## [Problem to work on]
Show every line of the data that includes the word "Setup".

## [Data to process]
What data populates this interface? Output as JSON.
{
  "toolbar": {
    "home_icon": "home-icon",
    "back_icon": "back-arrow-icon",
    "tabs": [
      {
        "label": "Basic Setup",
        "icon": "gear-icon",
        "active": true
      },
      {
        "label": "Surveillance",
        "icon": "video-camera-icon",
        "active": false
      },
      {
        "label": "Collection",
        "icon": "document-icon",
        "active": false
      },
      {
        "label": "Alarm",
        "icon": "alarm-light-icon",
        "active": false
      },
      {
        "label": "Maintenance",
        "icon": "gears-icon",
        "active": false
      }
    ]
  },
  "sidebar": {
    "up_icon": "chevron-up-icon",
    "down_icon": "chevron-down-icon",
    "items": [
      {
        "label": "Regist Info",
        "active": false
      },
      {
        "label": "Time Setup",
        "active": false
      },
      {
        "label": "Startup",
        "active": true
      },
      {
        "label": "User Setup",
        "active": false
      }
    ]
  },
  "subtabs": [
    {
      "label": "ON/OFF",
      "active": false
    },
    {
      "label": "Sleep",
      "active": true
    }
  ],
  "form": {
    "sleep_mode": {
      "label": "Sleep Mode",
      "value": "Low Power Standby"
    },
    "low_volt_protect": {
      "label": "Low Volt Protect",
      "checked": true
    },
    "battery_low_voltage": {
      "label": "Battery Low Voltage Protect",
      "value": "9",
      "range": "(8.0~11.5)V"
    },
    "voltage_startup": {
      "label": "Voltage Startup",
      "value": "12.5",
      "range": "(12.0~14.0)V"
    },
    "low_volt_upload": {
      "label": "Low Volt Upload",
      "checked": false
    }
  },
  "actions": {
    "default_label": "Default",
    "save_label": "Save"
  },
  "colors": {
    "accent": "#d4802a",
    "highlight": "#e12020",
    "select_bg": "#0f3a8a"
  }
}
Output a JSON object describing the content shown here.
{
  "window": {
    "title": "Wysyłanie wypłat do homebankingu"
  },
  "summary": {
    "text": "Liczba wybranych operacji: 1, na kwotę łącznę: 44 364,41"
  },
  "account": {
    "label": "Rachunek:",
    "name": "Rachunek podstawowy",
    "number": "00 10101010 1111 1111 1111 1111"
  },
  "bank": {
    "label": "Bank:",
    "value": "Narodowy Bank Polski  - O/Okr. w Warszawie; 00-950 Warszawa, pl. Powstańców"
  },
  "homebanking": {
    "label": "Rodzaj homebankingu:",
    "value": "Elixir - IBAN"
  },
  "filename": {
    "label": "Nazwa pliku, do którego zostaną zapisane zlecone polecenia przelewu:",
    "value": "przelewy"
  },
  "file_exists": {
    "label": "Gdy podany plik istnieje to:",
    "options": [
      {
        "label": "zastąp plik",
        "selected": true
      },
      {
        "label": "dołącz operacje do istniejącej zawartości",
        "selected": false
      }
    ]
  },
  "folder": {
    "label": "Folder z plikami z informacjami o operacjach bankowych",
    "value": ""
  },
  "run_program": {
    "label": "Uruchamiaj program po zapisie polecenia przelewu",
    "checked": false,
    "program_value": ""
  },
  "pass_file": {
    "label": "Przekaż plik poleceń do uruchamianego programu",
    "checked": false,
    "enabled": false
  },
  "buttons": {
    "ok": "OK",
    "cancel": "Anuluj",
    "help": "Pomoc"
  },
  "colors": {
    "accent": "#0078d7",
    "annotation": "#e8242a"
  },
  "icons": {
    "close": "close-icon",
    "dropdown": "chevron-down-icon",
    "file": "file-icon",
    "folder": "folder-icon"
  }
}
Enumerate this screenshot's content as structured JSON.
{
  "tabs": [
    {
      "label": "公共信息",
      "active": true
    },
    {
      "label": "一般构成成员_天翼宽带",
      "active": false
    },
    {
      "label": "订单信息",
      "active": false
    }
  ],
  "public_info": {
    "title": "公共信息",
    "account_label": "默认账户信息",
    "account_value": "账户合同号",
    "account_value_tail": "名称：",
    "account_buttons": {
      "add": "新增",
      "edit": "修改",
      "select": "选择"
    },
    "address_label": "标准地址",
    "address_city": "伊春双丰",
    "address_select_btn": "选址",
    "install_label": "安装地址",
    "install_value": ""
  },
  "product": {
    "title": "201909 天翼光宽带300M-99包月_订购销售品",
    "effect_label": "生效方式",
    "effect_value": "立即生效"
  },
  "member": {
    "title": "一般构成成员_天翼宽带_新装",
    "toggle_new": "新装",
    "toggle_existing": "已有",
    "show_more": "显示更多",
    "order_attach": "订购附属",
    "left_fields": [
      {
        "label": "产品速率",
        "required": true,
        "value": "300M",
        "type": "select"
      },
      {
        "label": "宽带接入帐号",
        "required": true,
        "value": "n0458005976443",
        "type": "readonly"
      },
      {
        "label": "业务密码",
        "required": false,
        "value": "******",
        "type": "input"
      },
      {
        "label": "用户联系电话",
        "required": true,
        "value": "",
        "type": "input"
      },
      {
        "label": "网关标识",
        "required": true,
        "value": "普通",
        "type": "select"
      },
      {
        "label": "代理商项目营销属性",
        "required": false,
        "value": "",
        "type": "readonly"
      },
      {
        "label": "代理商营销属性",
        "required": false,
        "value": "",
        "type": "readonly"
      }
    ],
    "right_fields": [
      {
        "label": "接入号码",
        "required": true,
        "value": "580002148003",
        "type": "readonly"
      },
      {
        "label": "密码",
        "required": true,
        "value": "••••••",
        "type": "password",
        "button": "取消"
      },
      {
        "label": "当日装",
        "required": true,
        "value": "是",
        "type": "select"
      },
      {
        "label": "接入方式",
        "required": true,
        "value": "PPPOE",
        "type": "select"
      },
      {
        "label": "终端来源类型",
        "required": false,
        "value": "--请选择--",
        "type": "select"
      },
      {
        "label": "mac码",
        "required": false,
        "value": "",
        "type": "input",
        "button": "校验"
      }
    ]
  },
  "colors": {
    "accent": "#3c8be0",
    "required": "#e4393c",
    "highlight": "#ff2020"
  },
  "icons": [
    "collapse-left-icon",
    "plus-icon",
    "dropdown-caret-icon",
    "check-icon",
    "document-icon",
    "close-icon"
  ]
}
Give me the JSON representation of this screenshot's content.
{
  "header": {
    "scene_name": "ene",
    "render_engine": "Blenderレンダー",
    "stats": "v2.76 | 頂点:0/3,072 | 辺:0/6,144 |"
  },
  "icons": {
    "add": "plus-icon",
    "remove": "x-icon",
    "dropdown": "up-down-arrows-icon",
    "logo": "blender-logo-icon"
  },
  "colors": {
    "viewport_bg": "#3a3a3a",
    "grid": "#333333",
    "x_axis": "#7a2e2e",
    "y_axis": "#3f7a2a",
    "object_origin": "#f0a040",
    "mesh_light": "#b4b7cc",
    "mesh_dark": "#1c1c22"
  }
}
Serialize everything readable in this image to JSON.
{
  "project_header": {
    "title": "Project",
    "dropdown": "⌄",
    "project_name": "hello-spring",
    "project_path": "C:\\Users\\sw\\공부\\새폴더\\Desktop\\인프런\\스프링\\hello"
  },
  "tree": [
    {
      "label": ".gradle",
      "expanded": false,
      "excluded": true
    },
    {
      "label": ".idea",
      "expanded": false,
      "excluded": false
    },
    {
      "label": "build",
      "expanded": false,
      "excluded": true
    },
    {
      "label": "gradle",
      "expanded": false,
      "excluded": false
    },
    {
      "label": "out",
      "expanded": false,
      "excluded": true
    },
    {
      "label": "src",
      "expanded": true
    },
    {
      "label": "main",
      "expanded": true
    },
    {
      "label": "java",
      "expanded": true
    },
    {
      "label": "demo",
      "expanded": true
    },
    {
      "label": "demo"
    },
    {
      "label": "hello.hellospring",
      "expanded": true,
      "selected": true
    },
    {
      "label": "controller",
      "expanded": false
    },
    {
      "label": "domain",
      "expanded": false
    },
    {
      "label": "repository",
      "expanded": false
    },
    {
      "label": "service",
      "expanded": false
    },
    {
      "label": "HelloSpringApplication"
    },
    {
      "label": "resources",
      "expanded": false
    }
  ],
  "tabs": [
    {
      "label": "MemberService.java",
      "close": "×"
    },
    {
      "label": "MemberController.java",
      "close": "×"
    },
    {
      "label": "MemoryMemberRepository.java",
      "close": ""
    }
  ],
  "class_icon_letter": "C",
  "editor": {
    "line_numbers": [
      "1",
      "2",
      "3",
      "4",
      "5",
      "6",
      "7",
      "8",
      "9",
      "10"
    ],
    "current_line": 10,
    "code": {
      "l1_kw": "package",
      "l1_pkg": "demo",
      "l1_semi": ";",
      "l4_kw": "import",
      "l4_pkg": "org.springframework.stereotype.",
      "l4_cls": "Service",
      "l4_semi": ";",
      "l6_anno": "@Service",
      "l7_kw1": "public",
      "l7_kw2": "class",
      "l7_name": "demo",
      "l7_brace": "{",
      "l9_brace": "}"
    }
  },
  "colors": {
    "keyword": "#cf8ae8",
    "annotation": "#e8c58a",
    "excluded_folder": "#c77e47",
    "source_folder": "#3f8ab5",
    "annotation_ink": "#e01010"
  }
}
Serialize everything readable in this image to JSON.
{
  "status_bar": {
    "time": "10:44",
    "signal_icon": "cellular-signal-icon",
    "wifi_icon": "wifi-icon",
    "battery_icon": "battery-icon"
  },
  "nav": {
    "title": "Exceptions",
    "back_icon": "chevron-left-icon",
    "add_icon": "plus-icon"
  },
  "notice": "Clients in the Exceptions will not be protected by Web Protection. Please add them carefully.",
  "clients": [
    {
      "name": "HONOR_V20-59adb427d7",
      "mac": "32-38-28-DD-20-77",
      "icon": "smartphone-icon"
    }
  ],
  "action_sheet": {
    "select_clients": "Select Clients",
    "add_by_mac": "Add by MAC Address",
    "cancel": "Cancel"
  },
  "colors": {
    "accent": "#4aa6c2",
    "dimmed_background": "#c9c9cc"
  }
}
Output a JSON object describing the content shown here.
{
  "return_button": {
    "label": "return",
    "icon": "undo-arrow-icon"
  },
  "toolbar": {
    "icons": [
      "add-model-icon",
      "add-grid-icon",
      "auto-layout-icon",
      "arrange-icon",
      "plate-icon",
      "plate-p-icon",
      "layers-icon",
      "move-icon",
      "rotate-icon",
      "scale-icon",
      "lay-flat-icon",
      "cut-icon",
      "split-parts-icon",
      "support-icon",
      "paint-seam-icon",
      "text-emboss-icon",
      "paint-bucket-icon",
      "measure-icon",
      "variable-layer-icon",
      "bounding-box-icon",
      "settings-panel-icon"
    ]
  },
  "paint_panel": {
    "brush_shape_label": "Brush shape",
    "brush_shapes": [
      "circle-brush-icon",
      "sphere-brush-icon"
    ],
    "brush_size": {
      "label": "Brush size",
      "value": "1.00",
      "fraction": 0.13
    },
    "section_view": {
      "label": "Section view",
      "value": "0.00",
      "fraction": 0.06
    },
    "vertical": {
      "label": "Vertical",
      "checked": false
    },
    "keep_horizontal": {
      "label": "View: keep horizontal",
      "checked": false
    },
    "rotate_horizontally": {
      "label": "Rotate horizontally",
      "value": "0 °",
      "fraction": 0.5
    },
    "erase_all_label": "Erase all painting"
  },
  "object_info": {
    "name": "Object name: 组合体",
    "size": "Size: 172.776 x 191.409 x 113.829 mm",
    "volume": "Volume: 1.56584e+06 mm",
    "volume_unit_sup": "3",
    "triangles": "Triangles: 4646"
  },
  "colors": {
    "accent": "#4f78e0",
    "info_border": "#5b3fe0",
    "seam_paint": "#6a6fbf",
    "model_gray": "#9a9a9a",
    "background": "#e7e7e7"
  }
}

## [Completed task]
        "label": "Basic Setup",
        "label": "Time Setup",
        "label": "User Setup",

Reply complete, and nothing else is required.